The sky is home to more than just the moon and stars. Check the orbit of the International Space Station to see if it will be visible, or learn the names of the satellites that will be gliding across the dark sky overhead. These man-made structures are visible at night when the sun reflects off their surfaces. You can also find out which planets will be visible depending on the time of year, or if a meteor shower will light up your night. It’s best to research your viewing location beforehand so that you can know what to expect, and it may give you something to hunt for as you focus your gaze among the stars.

6. Don’t Get Lost – Bring a Map

There are billions of stars in the Milky Way – and looking at a sky full of seemingly-endless stars is awe-inspiring. This is why you need a star map. A map can give you a sense of what you are looking at and help you navigate the celestial skyscape of constellations and planets. Print a map to bring with you or download an app to your phone. Either way, having access to a map while stargazing is a great way to learn about the universe above and keeps you from getting lost in the sea of stars.

7. See Far Away, Up Close

A night of spectacular dark-sky viewing doesn’t require a fancy telescope. Actually, without the proper practice and experience, viewing the sky with a telescope can be challenging. Rather than spending money on expensive equipment, bring a pair of binoculars! Binoculars can help you focus and get a better view of the stars – plus they are portable which allows you to travel easily with them in hand. Kids can also create their own telescope using common household items, like paper towel rolls, which makes for a fun craft before your trip.

8. Allow the Stars to Shine – Use a Red Light

The red lamps at Headlands Dark Sky Park
Red lights at Headlands International Dark Sky Park | Photo Courtesy of Ryan Resatka

To allow the twinkling lights of the stars to really shine, you want to avoid creating any other light that will obstruct your view. Limit the use of all your devices and flashlights, and be sure to find a spot away from other artificial light sources like street lamps if you’re not in a dark sky park. When you do need a light, use a red light. Red lights allow your eyes to stay adjusted to the darkness, while still helping you see things – such as where to walk on the trail or reading your star map. You can purchase a special red-light device, or simply tape a few layers of red cellophane over your flashlight!

9. Join a Celestial Celebration

Michigan’s stargazing and astronomy community – amateurs and professionals alike – seizes every opportunity to gather and admire the stars. At Sleeping Bear Dunes National Lakeshore you can join a star party atop the lakeshore’s towering dunes, bringing you closer to the sky. On the shores of Michigan near the Mackinac Bridge, Headlands International Dark Sky Park hosts many of its own events, complete with astronomer presentations, telescope demonstrations and space-themed celebrations. In August, celebrate the Perseid Meteor Shower at Michigan State Parks with Meteors ‘n Smores. Surround yourself with people whose passion for stargazing is out of this world and make your night of stargazing even more memorable.

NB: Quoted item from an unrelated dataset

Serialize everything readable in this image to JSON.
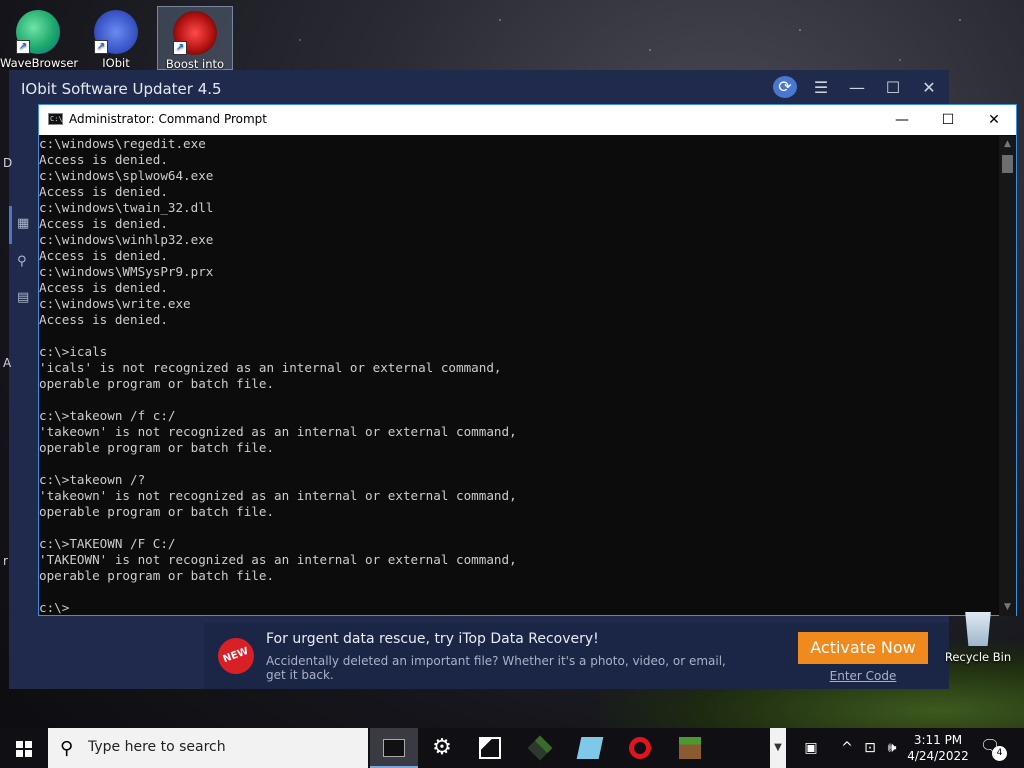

10. Just Look Up

campers looking up at night sky
Campers Under Night Sky | Photo Courtesy of Joe Gall

The first step to viewing the night sky like never before is turning your eyes to the sky. Get yourself to where they can really be seen and look up – in Michigan, beautiful dark skies are everywhere. Step away from the hustle and bustle of your daily routine and escape to the sky’s natural brilliance. Just set up your blanket, grab a thermos full of hot chocolate and surround yourself with good company while you wait for Michigan’s dark skies to light up in a sea of stars.

Discover more amazing places for stargazing in Michigan: